Location: Soil, Water & Air Resources ResearchTitle: Formation efficiency of soil organic matter from plant litter is governed by clay mineral type more than plant litter quality
|YUZHI, XU - Chinese Academy Of Sciences|
|LIU, KAI - Chinese Academy Of Sciences|
|YAO, SHUIHONG - Chinese Academy Of Agricultural Sciences|
|ZHANG, YUELING - Chinese Academy Of Agricultural Sciences|
|ZHANG, XUDONG - Chinese Academy Of Sciences|
|HE, HONGBO - Chinese Academy Of Sciences|
|FENG, WENTING - Chinese Academy Of Agricultural Sciences|
|NDZANA, GEORGES - Chinese Academy Of Agricultural Sciences|
|CHENU, CLAIRE - Agro Paris Tech|
|Olk, Daniel - Dan|
|MAO, JINGDONG - Old Dominion University|
|BIN, ZHANG - Chinese Academy Of Agricultural Sciences|
Submitted to: Geoderma
Publication Type: Peer Reviewed Journal
Publication Acceptance Date: 1/18/2022
Publication Date: 4/15/2022
Citation: Yuzhi, X., Liu, K., Yao, S., Zhang, Y., Zhang, X., He, H., Feng, W., Ndzana, G.M., Chenu, C., Olk, D.C., Mao, J., Bin, Z. 2022. Formation efficiency of soil organic matter from plant litter is governed by clay mineral type more than plant litter quality.

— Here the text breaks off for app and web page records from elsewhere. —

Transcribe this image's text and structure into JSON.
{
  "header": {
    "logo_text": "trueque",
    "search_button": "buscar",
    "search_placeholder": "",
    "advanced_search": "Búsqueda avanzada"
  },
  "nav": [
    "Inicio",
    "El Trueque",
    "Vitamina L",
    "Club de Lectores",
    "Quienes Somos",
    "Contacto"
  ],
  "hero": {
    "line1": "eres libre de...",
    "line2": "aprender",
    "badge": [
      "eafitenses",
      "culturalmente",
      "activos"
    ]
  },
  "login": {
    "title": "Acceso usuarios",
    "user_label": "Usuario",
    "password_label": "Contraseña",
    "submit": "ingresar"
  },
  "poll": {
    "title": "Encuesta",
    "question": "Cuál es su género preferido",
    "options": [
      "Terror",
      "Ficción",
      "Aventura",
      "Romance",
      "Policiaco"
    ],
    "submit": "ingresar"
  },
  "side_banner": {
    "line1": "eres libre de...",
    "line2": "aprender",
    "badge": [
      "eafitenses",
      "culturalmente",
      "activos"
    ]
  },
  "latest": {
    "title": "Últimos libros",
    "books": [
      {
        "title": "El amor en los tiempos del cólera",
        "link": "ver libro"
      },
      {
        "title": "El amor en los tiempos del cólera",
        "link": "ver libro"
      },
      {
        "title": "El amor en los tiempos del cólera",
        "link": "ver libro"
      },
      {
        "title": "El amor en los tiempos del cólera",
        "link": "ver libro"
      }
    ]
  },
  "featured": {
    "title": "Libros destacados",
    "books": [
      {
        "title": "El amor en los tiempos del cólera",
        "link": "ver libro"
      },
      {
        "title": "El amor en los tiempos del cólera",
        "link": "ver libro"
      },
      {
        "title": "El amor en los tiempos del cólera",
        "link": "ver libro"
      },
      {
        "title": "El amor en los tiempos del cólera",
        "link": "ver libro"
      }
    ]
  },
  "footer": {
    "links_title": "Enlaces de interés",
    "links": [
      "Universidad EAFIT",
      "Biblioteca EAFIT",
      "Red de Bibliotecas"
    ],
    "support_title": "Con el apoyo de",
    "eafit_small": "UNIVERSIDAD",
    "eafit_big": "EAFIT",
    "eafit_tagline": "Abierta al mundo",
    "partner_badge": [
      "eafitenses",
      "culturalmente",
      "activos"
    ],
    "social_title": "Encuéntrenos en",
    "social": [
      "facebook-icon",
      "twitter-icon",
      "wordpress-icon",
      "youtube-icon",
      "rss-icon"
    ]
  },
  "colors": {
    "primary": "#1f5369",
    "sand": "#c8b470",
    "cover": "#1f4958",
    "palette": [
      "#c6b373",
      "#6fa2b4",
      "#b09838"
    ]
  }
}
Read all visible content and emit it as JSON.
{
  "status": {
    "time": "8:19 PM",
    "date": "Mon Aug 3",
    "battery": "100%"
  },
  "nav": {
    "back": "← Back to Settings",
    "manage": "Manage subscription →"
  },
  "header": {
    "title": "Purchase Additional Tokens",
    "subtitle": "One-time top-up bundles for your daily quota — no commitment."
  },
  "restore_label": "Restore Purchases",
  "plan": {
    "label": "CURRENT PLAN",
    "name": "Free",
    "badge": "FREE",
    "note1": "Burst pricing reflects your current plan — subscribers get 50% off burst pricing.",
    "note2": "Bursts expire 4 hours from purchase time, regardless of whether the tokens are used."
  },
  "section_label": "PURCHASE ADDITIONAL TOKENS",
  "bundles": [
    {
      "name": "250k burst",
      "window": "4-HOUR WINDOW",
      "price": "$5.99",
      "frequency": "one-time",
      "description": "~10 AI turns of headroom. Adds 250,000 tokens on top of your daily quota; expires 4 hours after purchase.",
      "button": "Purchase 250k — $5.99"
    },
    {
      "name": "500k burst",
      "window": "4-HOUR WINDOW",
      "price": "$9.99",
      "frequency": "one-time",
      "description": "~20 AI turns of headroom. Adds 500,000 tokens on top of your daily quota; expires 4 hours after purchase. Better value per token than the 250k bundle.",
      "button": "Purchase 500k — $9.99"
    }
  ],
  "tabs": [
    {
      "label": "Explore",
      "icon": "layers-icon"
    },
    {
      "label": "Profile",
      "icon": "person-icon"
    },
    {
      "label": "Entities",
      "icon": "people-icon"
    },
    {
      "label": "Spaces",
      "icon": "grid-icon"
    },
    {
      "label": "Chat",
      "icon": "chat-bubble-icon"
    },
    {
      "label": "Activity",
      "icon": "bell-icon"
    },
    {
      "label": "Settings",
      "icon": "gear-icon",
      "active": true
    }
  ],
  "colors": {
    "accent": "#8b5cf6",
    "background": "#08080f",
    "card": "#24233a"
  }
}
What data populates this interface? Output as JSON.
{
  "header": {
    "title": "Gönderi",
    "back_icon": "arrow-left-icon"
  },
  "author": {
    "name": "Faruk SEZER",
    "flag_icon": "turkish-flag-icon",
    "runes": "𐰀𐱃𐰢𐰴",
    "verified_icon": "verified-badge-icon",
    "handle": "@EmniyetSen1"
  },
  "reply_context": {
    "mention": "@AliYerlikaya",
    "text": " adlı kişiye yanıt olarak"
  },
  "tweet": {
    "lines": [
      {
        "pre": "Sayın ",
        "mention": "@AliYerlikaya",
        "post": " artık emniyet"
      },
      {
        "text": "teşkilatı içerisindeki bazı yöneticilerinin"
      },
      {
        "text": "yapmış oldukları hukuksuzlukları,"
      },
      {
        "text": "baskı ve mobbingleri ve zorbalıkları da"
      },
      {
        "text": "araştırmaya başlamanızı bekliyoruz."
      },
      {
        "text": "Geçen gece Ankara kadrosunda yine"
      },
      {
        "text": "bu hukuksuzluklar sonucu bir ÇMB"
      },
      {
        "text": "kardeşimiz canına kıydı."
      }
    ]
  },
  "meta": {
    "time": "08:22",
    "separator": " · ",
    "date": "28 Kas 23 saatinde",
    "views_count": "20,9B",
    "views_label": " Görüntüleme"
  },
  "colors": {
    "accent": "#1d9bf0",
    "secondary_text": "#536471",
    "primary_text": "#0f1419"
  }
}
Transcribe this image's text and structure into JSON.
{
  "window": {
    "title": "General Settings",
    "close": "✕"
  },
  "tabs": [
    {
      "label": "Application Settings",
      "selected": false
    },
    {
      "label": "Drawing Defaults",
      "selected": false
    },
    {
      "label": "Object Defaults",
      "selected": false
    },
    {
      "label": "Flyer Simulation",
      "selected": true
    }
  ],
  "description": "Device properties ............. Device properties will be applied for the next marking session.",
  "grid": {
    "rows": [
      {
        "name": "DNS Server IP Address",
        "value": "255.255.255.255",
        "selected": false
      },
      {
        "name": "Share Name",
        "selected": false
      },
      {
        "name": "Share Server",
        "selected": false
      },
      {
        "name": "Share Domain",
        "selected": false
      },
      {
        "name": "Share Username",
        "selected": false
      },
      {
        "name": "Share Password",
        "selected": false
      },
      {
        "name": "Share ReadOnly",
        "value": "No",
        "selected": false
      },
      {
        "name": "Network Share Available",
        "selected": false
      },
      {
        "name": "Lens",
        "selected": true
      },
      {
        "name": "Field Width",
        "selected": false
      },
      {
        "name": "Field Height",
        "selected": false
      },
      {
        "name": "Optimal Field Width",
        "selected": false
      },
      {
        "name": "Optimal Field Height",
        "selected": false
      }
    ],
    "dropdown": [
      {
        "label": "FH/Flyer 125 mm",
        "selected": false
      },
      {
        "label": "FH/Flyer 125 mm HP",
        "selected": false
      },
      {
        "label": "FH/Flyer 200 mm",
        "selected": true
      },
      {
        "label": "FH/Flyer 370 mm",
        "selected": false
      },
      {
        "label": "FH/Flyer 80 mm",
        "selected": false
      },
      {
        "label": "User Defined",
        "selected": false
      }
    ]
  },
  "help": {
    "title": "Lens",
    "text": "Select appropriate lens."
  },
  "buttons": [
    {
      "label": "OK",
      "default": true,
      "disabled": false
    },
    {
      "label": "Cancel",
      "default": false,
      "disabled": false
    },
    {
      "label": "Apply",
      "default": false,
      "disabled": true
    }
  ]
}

Geoderma. 412. Article e115727. https://doi.org/10.1016/j.geoderma.2022.115727.
Interpretive Summary: The organic part of soil, the soil organic matter, plays several important roles in soil performance and aquatic ecology. However, we do not fully understand the factors of its formation and preservation. In agricultural soils, soil organic matter forms largely from crop materials that are incorporated into soil after harvest. Portions of soil organic matter cycle over weeks to months, while other portions can be stable for centuries. We do not fully understand how soil properties, including clay minerals, affect the distribution of newly forming soil organic matter into quickly cycling portions or instead into stable portions. Here we demonstrate that common clay minerals affected the amount and composition of newly forming soil organic matter. This information can help explain why the soil organic matter content of different soils responds variably to management practices. It may also prove useful for predicting organic matter responses of different soils to altered management practices, including their cycling rates. This information is useful to scientists who study the preservation of soil organic matter and to land managers who wish to increase soil retention of organic matter.
Technical Abstract: Soil organic matter (SOM) contributes to fundamental processes in the soil ecosystem. Much SOM forms when decomposition products of plant litter inputs become closely associated with soil minerals. Yet, a mechanistic understanding of mineral-organic association (MOA) is still lacking, and no SOM models adequately predict SOM formation and cycling by soil type or clay mineralogy. Here, we demonstrate controls of clay mineral types over the formation efficiency and chemical nature of mineral-associated soil organic matter (MASOM) following 120-day decomposition of two plant litter types. We developed a new decomposition model to estimate MOA strength and demonstrate that the MOA strength of a mineral soil was predictable from its clay mineral composition for either plant litter type. Labile litter components and fungal residues were associated with montmorillonite through surface coating, while recalcitrant litter components and bacterial residues were associated with kaolinite and illite. We conclude that MASOM forms at both its formation and stabilization stages. The availabilities of labile and recalcitrant litter components and also clay minerals determine the occurrence of MASOM at the early formation stage, while the relative dominance between two mechanisms of MOA and the MOA strength for individual clay mineral types direct the preferential associations of litter-derived and microbial residues at the stabilization stage.